From what I had learned and observed, every image (light per certain area,let it be cm^2 here) can be projected onto a small or large area without any natural obstruction from intensity. So, if light interacts by particle nature on impacting solidly then there must be a natural maximum light intensity per unit area right? Please correct my logic if it heavily or small flawed.
I'll try to answer, though I only have superficial knowledge in this field.
For all practical purposes, you can assume that light does not interact with itself.
If you think that "light consists of photons", then, assuming photons don't interact with themselves, it is possible to pack any density of light/photons into a volume.
If you think that "light is a wave", you can use the the superposition principle to make a thought experiment of packing any number of identical light rays in some volume of space.
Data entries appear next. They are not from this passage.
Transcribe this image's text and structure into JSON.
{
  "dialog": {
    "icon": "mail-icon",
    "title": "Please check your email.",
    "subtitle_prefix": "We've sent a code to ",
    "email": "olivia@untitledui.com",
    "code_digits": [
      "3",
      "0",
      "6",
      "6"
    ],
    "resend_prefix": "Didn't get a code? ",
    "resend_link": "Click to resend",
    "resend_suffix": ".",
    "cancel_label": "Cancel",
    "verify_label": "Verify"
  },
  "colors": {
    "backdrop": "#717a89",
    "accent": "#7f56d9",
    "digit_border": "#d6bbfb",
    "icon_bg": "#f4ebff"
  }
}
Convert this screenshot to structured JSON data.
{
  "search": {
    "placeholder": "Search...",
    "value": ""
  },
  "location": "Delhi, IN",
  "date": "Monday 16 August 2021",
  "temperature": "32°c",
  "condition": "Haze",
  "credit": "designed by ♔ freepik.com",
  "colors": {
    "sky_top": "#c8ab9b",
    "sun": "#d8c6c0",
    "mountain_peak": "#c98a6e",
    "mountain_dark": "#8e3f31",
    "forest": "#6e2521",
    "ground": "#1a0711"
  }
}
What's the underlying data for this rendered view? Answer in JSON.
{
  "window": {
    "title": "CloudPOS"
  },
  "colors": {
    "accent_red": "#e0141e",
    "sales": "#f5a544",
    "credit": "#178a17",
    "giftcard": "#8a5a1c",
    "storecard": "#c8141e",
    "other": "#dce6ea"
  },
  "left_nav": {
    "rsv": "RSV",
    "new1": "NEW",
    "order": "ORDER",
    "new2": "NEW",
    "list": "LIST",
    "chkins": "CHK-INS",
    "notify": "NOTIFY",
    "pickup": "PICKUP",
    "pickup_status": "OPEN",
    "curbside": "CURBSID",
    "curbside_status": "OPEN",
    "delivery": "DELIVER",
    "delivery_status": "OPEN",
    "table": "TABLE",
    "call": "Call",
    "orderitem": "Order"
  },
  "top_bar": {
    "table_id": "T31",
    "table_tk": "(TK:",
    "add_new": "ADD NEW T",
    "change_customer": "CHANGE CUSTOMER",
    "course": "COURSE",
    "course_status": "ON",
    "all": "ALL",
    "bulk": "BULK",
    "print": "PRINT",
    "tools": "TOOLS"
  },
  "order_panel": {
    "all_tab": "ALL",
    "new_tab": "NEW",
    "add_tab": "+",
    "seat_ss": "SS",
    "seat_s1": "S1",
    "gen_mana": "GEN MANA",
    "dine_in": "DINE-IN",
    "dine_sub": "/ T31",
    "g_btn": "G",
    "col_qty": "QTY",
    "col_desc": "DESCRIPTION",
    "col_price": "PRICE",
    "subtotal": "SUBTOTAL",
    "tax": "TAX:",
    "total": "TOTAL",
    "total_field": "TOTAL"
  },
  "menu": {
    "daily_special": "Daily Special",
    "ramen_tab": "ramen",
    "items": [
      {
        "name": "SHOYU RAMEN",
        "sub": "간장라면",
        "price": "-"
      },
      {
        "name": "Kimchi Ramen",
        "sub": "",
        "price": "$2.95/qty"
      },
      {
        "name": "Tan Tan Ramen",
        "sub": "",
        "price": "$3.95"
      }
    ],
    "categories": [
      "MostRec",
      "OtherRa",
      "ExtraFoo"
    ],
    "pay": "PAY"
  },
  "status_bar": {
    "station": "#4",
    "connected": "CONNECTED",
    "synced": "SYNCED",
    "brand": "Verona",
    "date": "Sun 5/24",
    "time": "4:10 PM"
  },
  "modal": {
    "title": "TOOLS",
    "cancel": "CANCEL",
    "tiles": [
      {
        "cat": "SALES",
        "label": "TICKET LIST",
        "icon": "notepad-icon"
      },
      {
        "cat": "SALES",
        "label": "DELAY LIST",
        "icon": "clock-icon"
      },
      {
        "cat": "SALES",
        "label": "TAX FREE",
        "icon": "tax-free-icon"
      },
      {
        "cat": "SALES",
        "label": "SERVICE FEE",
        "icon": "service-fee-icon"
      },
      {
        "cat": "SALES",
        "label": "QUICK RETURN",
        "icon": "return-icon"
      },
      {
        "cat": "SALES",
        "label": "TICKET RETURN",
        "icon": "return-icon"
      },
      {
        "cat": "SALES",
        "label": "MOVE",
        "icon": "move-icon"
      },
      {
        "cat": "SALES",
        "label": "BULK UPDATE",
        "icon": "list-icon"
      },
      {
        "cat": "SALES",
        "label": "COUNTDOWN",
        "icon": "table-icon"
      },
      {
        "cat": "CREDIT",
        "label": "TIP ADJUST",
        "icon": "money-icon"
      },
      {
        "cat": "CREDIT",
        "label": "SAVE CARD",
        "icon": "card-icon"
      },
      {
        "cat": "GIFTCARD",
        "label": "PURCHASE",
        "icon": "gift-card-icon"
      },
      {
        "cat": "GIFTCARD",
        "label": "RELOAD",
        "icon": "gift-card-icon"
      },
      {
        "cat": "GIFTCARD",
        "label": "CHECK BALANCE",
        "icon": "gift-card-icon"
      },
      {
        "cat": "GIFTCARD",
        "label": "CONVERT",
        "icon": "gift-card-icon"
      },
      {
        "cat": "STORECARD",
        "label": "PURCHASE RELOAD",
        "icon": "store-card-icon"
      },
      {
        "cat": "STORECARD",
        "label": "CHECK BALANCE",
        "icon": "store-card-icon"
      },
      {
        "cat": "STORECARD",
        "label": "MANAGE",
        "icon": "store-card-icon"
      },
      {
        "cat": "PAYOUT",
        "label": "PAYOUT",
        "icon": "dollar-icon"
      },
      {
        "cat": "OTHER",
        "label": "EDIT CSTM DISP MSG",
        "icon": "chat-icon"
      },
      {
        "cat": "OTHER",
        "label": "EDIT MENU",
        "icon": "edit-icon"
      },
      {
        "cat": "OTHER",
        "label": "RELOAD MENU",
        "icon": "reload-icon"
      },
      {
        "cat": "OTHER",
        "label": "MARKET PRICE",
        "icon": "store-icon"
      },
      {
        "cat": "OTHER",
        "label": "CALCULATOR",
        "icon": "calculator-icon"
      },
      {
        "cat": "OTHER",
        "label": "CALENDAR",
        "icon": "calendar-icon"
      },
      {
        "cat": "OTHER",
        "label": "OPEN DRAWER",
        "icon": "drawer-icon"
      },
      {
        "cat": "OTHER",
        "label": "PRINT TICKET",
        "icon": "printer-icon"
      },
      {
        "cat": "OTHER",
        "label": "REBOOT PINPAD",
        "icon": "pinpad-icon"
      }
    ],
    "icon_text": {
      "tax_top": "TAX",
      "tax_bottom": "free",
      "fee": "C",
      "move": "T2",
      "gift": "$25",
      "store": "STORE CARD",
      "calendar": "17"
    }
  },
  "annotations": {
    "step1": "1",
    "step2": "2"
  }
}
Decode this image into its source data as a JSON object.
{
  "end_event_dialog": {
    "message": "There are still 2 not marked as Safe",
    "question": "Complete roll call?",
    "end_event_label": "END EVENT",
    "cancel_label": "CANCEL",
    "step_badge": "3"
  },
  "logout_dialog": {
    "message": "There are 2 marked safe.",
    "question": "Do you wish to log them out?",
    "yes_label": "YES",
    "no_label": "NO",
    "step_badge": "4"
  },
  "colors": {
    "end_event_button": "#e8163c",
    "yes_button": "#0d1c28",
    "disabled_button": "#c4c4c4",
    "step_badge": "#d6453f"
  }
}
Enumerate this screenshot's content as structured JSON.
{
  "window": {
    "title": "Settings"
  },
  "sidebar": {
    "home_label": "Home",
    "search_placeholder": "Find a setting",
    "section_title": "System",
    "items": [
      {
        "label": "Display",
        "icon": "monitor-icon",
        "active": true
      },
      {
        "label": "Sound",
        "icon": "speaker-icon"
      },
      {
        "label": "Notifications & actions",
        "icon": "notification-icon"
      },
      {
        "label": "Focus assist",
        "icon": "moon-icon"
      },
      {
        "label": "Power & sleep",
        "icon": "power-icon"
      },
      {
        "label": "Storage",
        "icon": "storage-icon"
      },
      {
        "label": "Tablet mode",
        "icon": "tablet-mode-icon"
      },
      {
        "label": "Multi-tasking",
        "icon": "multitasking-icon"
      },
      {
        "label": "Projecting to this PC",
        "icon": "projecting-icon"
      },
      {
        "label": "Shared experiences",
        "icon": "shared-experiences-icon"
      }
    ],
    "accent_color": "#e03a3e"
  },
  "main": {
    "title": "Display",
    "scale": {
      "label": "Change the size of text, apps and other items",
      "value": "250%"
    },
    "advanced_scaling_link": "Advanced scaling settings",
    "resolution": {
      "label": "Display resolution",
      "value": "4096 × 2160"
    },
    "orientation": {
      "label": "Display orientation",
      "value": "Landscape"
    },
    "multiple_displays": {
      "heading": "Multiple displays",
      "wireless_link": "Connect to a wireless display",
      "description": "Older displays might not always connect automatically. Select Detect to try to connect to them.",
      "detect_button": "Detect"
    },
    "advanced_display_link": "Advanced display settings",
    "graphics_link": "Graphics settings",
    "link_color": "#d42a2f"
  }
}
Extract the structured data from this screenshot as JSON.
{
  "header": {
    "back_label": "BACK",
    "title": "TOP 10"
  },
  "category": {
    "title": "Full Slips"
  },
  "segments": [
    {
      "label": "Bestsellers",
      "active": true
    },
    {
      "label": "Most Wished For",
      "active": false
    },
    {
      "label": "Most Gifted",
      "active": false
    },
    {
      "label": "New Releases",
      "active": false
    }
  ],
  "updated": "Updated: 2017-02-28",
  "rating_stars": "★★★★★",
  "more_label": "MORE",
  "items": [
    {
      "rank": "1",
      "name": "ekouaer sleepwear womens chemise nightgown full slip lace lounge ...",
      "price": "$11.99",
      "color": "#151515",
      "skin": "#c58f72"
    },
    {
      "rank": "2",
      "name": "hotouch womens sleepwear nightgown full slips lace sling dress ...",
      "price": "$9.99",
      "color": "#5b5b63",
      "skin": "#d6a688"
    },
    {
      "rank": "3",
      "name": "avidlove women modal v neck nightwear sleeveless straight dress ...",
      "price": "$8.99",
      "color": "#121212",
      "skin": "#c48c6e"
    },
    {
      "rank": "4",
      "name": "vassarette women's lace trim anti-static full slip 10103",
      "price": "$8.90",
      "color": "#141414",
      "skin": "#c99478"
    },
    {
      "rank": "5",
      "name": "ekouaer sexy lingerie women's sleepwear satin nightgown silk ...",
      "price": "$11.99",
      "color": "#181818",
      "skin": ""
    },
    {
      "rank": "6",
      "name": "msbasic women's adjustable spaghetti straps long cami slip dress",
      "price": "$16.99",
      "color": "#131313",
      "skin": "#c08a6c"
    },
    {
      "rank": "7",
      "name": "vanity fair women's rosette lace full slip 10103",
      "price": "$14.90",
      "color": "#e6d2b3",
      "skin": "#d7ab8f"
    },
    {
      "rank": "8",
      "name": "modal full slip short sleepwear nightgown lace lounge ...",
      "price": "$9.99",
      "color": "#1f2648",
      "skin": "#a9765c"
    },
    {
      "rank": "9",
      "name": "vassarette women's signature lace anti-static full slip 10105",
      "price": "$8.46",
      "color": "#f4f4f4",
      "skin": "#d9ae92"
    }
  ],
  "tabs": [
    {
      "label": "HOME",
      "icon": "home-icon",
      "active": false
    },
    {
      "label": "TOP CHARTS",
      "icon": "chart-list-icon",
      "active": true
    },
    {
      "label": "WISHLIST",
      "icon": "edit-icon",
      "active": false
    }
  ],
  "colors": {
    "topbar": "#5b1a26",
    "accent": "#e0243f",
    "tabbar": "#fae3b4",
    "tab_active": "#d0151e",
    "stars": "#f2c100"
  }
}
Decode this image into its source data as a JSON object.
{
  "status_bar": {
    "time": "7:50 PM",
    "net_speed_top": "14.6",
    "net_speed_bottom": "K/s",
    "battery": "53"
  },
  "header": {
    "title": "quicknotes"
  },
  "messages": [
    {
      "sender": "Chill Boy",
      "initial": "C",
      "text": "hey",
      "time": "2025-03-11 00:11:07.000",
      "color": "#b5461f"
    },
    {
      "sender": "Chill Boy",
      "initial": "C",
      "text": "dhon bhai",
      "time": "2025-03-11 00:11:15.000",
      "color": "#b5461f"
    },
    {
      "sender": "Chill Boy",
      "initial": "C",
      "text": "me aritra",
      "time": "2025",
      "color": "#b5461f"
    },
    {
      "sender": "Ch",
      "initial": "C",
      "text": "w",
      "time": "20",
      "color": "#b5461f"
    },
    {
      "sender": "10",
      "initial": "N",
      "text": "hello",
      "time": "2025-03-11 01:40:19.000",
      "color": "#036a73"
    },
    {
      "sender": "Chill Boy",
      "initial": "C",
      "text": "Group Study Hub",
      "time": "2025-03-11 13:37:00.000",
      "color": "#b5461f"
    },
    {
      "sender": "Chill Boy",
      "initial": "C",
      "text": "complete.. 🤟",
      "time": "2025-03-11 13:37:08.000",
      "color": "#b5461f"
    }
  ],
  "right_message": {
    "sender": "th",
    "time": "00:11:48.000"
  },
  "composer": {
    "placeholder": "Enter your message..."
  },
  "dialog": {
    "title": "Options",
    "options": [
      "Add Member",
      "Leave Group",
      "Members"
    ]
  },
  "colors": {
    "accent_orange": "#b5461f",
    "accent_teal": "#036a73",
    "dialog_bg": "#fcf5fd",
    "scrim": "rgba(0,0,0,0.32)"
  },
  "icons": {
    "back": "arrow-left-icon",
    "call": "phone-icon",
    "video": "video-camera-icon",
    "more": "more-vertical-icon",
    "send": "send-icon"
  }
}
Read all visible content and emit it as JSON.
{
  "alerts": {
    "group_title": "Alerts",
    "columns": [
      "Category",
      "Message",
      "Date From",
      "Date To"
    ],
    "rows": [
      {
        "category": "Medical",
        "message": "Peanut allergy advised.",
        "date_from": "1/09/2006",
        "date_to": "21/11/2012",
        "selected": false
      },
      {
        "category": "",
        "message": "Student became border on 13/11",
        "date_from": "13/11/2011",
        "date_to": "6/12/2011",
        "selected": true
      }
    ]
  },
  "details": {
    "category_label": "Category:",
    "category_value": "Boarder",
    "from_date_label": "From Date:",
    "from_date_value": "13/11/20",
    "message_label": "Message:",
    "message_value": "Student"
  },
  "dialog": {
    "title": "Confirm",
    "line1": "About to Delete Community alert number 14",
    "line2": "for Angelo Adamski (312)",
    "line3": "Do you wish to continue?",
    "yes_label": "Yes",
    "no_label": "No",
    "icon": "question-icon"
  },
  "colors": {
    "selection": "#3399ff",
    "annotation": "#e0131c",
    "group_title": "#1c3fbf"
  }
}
This doesn't work for very large light densities because of general relativity - then, light interacts with light by gravity. If this is true (no one knows for sure), then there is a maximal density of light, beyond which a black hole appears. This is explained in the linked question and answer. As far as I know, we are technologically very far from observing gravitational interaction between photons.